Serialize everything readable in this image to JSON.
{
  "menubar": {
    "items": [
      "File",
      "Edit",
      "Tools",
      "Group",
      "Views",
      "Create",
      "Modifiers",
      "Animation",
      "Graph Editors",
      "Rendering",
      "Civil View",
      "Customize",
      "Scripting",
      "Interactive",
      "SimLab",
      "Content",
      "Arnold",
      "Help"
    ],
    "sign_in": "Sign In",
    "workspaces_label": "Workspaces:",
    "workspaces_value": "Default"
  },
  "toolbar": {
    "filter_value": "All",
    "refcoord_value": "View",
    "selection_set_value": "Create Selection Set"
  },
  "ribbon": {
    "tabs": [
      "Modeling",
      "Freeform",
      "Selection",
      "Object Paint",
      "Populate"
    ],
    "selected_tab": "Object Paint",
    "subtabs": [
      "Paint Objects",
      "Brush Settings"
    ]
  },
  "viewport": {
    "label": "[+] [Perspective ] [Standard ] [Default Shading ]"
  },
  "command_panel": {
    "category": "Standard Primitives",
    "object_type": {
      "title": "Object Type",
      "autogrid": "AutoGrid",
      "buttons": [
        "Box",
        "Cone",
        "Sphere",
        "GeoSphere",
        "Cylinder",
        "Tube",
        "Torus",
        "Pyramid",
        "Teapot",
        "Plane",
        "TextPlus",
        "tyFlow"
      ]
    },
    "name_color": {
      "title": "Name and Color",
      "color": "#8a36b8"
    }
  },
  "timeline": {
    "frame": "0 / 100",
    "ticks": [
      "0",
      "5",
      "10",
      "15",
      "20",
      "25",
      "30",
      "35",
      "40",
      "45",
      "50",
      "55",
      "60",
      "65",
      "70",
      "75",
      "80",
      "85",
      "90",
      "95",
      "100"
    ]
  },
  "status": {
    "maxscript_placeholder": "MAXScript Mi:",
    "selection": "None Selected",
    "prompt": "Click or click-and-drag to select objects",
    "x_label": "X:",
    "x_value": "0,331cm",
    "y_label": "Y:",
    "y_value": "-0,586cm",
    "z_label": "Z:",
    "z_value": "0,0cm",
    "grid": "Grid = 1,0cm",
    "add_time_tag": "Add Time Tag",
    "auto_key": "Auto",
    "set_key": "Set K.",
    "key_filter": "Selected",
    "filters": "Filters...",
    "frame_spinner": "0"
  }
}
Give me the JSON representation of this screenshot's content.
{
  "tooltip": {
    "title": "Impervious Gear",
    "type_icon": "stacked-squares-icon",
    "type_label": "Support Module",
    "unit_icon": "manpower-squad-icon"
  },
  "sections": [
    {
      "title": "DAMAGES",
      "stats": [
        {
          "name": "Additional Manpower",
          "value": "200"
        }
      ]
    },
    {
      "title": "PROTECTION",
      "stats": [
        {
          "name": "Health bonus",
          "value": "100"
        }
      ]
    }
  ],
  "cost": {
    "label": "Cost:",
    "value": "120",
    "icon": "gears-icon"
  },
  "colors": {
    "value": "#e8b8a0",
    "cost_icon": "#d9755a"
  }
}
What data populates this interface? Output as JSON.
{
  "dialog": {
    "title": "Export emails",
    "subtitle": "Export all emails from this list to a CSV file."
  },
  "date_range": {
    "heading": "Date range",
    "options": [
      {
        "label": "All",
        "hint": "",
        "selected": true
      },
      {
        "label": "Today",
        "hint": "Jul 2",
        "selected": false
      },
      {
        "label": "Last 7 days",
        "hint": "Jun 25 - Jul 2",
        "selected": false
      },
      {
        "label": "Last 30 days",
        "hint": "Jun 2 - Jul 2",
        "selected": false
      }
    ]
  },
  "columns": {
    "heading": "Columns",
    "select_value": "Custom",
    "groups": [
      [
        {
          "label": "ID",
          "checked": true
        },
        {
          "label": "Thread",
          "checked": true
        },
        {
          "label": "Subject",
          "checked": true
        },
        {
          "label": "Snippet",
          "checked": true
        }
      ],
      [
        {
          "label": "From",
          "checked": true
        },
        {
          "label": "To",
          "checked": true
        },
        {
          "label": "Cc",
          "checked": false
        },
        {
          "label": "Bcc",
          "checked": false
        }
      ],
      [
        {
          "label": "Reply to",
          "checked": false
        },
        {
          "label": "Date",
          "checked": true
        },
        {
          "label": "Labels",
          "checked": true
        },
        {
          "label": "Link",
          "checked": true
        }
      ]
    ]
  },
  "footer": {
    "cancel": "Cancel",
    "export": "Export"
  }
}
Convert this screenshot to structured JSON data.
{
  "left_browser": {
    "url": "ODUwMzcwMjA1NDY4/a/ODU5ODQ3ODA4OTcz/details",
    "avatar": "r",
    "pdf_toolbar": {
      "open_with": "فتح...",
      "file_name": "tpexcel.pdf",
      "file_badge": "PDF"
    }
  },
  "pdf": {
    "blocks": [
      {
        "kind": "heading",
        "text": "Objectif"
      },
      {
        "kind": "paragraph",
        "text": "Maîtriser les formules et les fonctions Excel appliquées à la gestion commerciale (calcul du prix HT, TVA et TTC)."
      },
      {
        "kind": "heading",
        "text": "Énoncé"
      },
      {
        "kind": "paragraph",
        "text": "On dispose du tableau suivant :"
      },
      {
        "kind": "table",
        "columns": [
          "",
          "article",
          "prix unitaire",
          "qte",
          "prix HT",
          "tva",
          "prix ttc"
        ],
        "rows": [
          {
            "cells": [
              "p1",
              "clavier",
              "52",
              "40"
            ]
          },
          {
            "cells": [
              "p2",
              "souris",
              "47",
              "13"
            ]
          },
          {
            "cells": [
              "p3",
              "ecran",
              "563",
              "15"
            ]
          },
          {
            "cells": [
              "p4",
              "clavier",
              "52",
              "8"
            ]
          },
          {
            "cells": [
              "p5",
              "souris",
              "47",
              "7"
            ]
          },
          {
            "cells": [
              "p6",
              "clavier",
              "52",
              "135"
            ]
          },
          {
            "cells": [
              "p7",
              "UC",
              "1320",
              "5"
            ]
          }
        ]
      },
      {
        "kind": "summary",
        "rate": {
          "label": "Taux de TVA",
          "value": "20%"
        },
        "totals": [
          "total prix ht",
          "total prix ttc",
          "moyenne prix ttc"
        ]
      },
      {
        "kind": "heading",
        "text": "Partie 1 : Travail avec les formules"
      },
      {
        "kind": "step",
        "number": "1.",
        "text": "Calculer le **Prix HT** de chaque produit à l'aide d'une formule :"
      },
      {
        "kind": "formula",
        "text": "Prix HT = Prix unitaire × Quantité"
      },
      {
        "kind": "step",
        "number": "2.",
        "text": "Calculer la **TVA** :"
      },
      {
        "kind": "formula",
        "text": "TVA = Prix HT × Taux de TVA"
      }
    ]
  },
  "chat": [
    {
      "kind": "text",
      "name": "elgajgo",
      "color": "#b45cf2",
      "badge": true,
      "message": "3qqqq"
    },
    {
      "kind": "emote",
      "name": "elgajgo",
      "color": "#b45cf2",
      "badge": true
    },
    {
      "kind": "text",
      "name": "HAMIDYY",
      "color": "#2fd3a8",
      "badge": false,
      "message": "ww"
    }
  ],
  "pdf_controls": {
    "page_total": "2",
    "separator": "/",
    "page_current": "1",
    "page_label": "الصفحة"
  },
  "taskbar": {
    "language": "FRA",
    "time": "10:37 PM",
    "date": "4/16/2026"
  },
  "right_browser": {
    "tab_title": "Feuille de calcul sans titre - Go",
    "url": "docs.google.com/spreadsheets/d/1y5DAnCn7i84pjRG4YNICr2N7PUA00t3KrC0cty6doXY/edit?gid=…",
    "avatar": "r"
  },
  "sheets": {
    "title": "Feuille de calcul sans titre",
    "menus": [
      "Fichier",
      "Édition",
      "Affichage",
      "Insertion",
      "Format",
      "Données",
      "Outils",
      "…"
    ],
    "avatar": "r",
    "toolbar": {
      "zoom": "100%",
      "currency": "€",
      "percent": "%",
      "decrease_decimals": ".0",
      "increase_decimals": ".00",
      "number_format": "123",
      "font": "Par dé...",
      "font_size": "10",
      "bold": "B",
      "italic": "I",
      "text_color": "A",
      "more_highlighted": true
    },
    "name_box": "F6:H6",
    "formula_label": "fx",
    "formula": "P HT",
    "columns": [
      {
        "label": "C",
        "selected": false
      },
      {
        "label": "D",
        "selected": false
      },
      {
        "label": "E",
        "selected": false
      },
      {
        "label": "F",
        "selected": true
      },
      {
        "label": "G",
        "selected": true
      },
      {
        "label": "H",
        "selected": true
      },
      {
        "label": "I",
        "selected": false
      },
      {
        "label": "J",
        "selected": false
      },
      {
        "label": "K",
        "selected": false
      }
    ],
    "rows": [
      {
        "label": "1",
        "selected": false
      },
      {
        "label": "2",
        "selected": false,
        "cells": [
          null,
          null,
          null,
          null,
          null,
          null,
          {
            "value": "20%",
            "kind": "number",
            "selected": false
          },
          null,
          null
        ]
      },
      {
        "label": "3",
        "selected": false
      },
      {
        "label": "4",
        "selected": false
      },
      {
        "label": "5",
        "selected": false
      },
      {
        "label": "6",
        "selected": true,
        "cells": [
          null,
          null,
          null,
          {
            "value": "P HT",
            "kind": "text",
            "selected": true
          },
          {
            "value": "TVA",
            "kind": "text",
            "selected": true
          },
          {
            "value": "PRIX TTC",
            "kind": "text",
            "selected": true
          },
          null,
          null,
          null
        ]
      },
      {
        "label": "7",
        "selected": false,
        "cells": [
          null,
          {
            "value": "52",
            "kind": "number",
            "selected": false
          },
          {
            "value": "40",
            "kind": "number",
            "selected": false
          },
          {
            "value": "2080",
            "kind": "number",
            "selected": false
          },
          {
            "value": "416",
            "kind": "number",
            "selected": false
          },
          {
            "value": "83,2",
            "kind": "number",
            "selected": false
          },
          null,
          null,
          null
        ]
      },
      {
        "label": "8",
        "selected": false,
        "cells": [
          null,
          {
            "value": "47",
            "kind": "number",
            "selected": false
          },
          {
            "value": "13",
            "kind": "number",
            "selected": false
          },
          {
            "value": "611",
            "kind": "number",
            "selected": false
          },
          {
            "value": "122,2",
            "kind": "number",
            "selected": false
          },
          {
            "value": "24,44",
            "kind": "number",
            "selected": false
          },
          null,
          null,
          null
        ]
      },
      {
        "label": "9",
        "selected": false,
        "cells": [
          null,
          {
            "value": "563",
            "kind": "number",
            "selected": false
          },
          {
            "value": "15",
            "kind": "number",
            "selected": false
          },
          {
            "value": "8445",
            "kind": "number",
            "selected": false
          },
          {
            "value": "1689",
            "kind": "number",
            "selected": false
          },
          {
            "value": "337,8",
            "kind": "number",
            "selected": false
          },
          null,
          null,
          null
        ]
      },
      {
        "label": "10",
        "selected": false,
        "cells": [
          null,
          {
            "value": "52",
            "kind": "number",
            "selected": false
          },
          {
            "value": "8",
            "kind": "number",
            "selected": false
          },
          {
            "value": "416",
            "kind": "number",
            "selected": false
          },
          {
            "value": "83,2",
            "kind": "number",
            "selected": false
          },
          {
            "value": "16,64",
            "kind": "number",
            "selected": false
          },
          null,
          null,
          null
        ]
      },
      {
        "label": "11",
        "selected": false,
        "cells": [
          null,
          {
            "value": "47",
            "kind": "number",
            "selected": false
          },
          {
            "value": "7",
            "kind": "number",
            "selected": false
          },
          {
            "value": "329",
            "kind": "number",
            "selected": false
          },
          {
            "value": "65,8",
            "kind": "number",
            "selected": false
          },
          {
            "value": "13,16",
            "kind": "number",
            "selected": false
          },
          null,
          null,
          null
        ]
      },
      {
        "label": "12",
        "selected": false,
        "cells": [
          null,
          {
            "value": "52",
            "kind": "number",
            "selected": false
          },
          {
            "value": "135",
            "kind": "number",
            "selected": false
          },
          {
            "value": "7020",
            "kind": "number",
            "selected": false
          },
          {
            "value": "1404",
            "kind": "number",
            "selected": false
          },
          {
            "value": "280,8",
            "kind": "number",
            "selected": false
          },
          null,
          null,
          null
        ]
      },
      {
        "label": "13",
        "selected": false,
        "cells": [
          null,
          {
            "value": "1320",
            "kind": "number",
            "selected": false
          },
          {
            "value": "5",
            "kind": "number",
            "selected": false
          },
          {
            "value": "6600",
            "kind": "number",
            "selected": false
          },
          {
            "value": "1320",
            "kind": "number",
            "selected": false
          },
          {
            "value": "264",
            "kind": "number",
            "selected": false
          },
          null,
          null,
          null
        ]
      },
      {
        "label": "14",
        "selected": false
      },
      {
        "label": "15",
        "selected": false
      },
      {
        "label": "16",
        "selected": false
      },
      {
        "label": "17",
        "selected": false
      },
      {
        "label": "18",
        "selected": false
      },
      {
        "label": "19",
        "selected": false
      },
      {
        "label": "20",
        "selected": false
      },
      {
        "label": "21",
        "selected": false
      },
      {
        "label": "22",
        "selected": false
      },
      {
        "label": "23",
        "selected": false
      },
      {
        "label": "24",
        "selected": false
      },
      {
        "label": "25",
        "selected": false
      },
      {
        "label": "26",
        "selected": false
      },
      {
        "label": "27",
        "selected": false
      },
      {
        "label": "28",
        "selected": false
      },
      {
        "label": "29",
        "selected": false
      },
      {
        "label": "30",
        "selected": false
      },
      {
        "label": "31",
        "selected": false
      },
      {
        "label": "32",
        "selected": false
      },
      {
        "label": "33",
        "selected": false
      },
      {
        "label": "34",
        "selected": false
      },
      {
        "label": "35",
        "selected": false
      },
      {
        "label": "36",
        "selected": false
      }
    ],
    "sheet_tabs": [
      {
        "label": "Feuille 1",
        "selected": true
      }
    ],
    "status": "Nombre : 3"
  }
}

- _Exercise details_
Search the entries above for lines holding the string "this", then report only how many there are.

- _Response_
5